Boston, Massachusetts – Two years ago, we took the twins to watch the celebrated Boston Pops July-4th Spectacular (though we just went for the fireworks, not the Pops, and we watched from the Cambridge side of the river, which does not require spending the entire day to save a patch of grass). The outing was a smashing success, despite the last-minute day change, unexpectedly early start and torrential downpour. We all had a blast.
This year, we decided to try to repeat that.
The problem is that the twins are now six years old. You would think that six years old would be easier than four years old for this type of thing, but you would be wrong. The reason being, that my six-year-olds no longer take naps. Like, ever. When they were four, it was a rarity, but under the right circumstances (like promises of fireworks) they would lie quietly and possibly eventually fall asleep, which would give them the endurance they needed to stay up for a late-night fireworks extravaganza. Nowadays, the only way to get them to sleep during the day is to run them ragged in the morning, then put them in the car and drive for an hour.
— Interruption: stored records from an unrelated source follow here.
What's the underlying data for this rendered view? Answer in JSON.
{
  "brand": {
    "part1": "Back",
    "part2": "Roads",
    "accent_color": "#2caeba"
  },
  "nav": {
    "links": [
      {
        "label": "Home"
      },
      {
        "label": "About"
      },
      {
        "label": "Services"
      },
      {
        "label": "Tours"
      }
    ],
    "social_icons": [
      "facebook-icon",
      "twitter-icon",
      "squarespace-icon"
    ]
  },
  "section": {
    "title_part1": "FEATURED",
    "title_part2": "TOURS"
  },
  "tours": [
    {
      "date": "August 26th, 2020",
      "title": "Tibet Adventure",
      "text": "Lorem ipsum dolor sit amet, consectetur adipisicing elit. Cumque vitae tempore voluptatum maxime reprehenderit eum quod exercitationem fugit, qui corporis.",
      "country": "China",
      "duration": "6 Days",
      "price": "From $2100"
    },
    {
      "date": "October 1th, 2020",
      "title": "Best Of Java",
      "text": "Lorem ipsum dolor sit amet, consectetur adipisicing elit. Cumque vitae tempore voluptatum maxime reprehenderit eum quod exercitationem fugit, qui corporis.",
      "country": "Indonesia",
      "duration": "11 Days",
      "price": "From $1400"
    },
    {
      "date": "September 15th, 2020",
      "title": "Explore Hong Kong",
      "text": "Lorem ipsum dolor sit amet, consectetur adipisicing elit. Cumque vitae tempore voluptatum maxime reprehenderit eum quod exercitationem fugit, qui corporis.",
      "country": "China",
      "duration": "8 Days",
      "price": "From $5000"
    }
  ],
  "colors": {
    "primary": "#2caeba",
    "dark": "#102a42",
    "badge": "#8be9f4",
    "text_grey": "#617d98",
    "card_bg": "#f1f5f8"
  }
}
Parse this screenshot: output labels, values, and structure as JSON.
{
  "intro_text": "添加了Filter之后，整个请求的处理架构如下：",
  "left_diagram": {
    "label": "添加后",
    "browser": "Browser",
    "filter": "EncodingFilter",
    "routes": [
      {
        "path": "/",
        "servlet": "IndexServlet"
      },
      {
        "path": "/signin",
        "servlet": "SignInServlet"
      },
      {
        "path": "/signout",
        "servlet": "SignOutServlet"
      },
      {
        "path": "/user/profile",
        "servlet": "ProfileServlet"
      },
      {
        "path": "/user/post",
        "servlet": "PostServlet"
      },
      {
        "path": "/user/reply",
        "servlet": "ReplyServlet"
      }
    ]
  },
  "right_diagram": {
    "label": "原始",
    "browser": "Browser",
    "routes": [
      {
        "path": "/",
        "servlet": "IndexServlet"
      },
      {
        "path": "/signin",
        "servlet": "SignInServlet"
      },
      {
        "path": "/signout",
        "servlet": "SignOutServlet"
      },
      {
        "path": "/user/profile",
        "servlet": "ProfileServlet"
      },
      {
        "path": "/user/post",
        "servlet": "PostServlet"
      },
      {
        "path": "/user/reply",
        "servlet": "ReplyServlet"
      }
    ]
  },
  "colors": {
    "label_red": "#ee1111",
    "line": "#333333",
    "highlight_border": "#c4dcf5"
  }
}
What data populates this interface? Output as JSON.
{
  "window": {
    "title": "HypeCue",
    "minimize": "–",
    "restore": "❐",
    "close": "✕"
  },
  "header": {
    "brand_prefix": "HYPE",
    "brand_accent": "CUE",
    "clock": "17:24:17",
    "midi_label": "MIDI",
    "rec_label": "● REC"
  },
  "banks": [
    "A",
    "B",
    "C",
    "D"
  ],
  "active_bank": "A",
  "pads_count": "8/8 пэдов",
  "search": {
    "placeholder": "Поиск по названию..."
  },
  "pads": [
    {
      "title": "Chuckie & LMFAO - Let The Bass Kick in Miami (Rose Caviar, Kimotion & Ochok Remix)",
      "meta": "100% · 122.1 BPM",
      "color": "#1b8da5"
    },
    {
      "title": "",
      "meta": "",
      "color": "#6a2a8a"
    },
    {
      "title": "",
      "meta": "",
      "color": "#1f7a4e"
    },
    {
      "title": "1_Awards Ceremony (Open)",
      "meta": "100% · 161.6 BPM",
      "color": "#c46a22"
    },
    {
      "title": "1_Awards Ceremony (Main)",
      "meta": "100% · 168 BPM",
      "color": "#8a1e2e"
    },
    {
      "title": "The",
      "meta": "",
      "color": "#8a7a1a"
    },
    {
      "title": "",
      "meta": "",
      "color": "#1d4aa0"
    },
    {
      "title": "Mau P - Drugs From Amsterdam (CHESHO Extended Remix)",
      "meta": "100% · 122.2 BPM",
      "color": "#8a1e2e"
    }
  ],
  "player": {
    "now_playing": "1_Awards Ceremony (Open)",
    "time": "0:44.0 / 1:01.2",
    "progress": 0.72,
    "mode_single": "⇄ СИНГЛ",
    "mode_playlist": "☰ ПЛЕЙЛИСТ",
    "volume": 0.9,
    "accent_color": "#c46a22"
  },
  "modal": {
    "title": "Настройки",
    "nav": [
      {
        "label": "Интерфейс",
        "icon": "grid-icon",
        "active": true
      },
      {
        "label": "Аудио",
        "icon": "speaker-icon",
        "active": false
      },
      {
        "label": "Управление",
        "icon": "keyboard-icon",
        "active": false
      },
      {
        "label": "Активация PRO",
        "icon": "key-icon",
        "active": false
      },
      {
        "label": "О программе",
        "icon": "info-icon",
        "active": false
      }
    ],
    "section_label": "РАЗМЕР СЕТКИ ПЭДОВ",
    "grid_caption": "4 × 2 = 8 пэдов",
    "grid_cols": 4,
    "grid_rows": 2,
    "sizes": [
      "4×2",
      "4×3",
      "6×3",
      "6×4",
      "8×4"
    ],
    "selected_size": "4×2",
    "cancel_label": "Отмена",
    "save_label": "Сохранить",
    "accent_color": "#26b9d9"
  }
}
I didn’t do that, but maybe I should have.
The twins were very excited about the fireworks. After dinner, we piled them into their trusty, rusty Radio Flyer red wagon–which they barely fit into–piled some blankets and pillows on top, and pulled them down to our secret spot on the banks of the Charles River. Once we arrived–about a half-hour before the fireworks would start–we spread out the blanket and the kids promptly fell asleep.
Twin S woke up to watch the fireworks, although he wasn’t happy about it. He spent most of the time asking when we could go home. His brother, meanwhile, slept right through. At least Daddio and I could enjoy the show!
An outing in the wagon to see our local fireworks display barely counts as “travel,” but our experience does demonstrate one of the noble truths of travel with children (and child-rearing in general): every age presents a new set of challenges and a new set of rewards. What worked last time, may not work this time. And what worked this time, certainly will not work next time. That’s how they keep us on our toes!